Cancelled Stadia Never Found its Audience, Probably Didn’t Have One

On January 18, 2023, Google’s flagship cloud gaming platform Stadia will cease operating, just three years after its 2019 debut. The (admittedly novel) product has been a bit of a catastrophe for Google, following a lack of early features, complaints about lag, and, now, a need to reimburse everybody who bought into the project. There’s also a lot of useless plastic out there now destined for the garbage.

The Necessity of Equipment

Cloud gaming was always going to be a difficult sell, especially when faced with competition from Sony, Nintendo, Microsoft, and beloved PC developer Valve. However, it’s debatable whether Google was actually targeting regular gamers at all. The entire point of Stadia was that it removed the necessity of expensive hardware like graphics cards, emerging as a $129 dongle and gamepad from Google’s R&D labs.
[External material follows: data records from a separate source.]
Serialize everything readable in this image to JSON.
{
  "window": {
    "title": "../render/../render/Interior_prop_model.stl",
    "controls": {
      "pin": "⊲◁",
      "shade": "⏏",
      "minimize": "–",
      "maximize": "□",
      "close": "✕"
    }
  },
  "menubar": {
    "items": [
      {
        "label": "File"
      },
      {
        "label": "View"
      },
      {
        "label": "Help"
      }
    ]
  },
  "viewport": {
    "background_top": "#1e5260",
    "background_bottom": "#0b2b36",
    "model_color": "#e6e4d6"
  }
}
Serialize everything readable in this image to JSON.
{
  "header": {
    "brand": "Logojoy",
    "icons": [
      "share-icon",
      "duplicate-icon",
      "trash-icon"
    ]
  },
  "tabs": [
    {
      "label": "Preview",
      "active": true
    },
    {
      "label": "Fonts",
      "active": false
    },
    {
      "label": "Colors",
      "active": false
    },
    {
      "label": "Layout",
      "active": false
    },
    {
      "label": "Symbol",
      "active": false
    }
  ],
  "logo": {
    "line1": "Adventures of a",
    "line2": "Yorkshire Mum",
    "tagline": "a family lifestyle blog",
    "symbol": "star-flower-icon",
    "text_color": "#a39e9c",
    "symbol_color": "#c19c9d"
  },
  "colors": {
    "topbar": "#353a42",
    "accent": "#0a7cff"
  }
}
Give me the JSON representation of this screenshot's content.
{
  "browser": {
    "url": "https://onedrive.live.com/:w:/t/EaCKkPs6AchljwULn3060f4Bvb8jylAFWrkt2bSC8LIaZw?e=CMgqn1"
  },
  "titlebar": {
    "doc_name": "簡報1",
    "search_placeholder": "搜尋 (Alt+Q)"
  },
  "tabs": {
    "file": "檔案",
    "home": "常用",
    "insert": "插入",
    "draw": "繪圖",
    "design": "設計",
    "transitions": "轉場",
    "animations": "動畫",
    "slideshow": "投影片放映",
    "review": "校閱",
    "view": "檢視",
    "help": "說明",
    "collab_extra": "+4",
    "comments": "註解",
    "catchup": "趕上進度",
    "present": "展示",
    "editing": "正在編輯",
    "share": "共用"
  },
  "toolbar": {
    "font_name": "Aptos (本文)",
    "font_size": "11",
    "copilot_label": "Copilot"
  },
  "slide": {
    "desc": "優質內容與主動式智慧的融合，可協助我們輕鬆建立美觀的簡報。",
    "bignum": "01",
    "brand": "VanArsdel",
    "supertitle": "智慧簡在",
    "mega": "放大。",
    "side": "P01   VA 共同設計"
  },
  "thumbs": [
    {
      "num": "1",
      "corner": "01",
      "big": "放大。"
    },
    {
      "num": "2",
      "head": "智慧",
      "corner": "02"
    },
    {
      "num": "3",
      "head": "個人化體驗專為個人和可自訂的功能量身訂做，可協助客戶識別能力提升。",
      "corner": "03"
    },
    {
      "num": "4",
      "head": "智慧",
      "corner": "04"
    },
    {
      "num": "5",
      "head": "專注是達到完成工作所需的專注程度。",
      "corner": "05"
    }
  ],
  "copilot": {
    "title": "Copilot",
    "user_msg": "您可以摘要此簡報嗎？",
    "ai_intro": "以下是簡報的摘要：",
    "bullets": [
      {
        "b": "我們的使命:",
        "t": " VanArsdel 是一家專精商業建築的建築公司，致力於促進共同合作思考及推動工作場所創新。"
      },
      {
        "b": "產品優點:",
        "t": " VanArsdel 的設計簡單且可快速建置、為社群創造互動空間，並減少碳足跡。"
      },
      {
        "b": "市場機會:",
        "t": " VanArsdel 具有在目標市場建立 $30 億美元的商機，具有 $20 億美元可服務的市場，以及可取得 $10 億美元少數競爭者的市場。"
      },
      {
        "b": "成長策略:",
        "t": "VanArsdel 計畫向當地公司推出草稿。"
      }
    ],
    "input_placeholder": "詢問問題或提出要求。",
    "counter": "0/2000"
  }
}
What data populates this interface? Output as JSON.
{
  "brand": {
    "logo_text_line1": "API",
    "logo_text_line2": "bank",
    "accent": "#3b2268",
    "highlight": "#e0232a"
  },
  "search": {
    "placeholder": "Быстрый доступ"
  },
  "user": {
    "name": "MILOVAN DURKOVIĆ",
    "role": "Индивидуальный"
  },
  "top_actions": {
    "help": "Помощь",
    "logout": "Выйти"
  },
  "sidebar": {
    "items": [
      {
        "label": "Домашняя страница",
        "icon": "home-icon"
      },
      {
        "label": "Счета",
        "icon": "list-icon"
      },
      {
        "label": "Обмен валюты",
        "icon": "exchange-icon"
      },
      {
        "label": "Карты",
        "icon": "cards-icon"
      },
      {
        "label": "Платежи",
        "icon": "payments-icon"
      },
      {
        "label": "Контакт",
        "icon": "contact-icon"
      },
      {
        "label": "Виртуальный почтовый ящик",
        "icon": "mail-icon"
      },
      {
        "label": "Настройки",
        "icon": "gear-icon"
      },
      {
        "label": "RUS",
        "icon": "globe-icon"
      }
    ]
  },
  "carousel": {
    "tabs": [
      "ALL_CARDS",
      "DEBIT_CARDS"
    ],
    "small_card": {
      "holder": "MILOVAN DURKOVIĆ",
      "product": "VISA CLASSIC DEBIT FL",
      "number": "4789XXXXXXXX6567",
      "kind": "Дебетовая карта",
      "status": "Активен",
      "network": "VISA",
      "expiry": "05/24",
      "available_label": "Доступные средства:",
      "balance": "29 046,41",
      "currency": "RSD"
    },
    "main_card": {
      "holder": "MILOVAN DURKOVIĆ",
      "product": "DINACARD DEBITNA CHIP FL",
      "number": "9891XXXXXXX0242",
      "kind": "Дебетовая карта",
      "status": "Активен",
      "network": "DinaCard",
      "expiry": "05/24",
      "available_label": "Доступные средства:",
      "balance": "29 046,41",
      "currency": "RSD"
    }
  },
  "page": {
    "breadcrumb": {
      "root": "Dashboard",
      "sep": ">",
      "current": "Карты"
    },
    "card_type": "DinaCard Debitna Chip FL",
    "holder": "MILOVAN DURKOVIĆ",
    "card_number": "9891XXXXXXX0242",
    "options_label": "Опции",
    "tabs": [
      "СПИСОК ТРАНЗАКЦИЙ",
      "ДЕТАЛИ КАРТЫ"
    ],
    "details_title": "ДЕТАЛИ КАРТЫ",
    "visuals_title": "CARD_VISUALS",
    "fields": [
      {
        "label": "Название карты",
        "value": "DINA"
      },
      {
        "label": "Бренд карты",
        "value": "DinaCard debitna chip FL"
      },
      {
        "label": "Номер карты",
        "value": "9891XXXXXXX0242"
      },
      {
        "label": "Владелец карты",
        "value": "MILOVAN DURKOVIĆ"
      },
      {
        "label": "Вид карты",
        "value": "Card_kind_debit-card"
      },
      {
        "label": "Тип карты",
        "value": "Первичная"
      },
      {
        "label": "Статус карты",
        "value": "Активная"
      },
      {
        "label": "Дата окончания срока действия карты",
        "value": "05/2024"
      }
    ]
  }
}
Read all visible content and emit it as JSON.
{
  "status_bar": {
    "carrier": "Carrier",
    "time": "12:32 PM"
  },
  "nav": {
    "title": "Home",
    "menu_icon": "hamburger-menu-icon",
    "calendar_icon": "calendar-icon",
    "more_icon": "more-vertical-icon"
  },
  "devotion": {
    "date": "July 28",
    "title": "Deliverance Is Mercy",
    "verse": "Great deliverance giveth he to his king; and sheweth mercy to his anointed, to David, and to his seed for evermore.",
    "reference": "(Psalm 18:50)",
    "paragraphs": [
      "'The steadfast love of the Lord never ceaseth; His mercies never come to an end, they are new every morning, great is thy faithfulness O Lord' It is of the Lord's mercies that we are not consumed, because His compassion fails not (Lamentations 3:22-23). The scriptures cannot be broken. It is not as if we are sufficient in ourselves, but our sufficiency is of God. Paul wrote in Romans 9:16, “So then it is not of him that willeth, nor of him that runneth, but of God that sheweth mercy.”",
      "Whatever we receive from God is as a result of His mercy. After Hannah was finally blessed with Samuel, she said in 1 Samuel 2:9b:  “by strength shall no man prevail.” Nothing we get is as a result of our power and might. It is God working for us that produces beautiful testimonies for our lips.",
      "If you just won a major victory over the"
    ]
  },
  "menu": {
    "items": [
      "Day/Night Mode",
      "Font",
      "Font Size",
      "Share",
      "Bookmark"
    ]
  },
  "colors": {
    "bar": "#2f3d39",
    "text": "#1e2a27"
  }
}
That latter point – the necessity of equipment – turned out to be a problem, though. Players were seemingly reluctant to invest in new equipment for cloud gaming when rival services like Nvidia’s GeForce NOW don’t require anything other than an internet connection and a computer. In fact, GeForce NOW is free for hour-long sessions, with the more top-end experiences coming in at $15 a month. 

In reality, the people who want an inexpensive, hands-off style of gameplay are probably going to be attracted to mobile and RPG browser games, which provide a well-rounded gaming experience without the need to invest in more hardware. Like the long-dead Ouya, the Stadia was an odd mix of casual gaming and very real expense that didn’t resonate with its intended audience. 

Rent-a-Game Models

So, what does the termination of Google Stadia say about the wider cloud gaming industry? Interest in this area of entertainment is still very low – only 6% of consumer spending goes on cloud gaming – largely due to the fact that rent-a-game models like Xbox Game Pass are still less popular than outright purchases. Cloud gaming is also a streaming service (it’s basically a Netflix show that subscribers can interact with), which means that it’s at the mercy of internet speeds and data caps.

The previous issue is already a blight on multiplayer gaming (titles like Rocket League recommend against wireless internet in absolute terms), suggesting that cloud gaming platforms could be incompatible with online-first titles by default. This includes titles such as Fortnite and Call of Duty, as well as every MMO on the market. At this stage in its development, it’s actually quite difficult to work out what demographic cloud gaming is good for. 

One thing is certain – it’s not going away. Much of the gaming industry has been moving towards a subscription-based system, whether that’s month-long battle passes, pre-paid expansions, recurring microtransactions, or exclusive access to entire game libraries. Cloud gaming seems to exist at the junction of all these things, as a way for publishers to gain greater control over what players do with their games (e.g. preventing second-hand sales).

Overall, it’s probably best to refer to cloud gaming as an emerging, still-untested technology, rather than a failed experiment.